Easily Annoyed By Sounds? You Might Be Suffering From Misophonia
Are you easily bothered by a certain sound so much that it makes you feel so angry without reason? Do you just want to lock up yourself in a quiet room just to avoid these sounds? You are not alone and not crazy. Experts regard your situation as misophonia.
WHAT IS MISOPHONIA?
Misophonia, as discussed by a health blog named WebMD, is a disorder that is triggered by certain and common sounds such as the cracking of chips, the chewing of apples, and even the ones created while breathing. Also known as selective sound sensitivity syndrome, most people suffering from these disorder experiences anxiety, anger, fear, emotional distress, annoyance, and even panic attacks.
CATHY ALTER'S TESTIMONY ABOUT HER HATRED OF SOUNDS
Cathy Alter, one of the writers of The Washington Post, shared her testimony of being someone who is suffering from misophonia. According to her, her disorder started when she was in her seventh grade, where she didn't understand what's going on.
It was not just in her adult years that she became more aware and disturbed of her situation. That was when she overheard her friends while chewing a piece of gum. The sound they were creating is like "a cow chewing its cud," as described by Alter's grandfather. During that entire time, she said she's having a real hard time controlling her emotions.
WHY DO CERTAIN PEOPLE SUFFER IN MISOPHONIA?
"For people who suffer, it's as though the brain misinterprets the auditory stimuli and experiences it as harmful or toxic or dangerous," explains Jennifer Brout, a psychologist based in Connecticut, US, who specializes in treating children with misophonia. Once the auditory stimulus is received, the body tends to either respond into fight-or-flight mode. Given these, the person becomes angry, anxious, and things as that.

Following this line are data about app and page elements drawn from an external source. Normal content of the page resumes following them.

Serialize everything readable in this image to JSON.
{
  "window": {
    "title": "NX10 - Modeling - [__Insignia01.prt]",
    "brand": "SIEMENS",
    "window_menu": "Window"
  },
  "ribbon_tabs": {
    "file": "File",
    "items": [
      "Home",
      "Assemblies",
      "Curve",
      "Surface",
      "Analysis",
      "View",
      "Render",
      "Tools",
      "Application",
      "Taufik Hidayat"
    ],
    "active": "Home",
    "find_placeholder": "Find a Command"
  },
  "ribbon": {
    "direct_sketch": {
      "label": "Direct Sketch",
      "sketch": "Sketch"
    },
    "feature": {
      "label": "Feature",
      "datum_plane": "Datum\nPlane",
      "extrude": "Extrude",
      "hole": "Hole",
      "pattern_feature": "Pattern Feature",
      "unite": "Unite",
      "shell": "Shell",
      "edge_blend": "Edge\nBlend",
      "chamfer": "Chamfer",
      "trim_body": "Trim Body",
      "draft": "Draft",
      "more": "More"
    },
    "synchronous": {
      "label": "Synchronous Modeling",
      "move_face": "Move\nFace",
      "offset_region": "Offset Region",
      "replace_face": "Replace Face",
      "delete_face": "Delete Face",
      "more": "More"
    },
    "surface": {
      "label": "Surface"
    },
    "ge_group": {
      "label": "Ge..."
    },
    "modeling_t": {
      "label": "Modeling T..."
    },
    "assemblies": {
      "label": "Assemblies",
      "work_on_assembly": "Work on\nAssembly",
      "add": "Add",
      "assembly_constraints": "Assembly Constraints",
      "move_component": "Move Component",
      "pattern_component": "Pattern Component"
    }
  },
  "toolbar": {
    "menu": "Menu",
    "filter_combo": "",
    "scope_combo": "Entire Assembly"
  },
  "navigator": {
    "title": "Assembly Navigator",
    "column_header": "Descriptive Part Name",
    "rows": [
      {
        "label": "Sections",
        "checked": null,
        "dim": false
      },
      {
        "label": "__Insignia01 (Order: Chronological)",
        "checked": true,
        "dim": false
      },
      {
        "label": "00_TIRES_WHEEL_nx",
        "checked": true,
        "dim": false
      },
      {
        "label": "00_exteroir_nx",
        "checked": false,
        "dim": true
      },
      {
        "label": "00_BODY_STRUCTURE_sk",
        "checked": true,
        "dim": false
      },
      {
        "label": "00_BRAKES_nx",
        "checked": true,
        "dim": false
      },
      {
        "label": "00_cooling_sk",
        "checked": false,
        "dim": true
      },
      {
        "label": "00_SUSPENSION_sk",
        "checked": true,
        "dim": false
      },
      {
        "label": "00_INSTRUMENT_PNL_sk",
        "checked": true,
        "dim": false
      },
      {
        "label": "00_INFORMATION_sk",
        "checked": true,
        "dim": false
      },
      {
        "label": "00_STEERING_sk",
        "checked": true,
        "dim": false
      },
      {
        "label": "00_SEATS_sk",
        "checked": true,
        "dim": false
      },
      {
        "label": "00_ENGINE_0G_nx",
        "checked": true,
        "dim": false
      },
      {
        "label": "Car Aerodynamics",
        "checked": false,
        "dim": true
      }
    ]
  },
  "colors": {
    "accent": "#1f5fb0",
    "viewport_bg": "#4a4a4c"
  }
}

CAUSE AND TREATMENT
There is still not enough information regarding misophonia, as reported by the South China Morning Post. The cause of the disease is still unknown. Because of insufficient information available, some patients are even misdiagnosed as oversensitivity or mood disorder.
Meanwhile, misophonia disorder is still considered incurable as of the writing. But despite that, experts offer several options to help patients manage not just their health condition but specifically the way they react towards a certain auditory stimulus. These options include tinnitus retraining therapy (TRT), cognitive behavioral therapy, and counseling. All these are focused on helping patients to tolerate the annoying sounds better.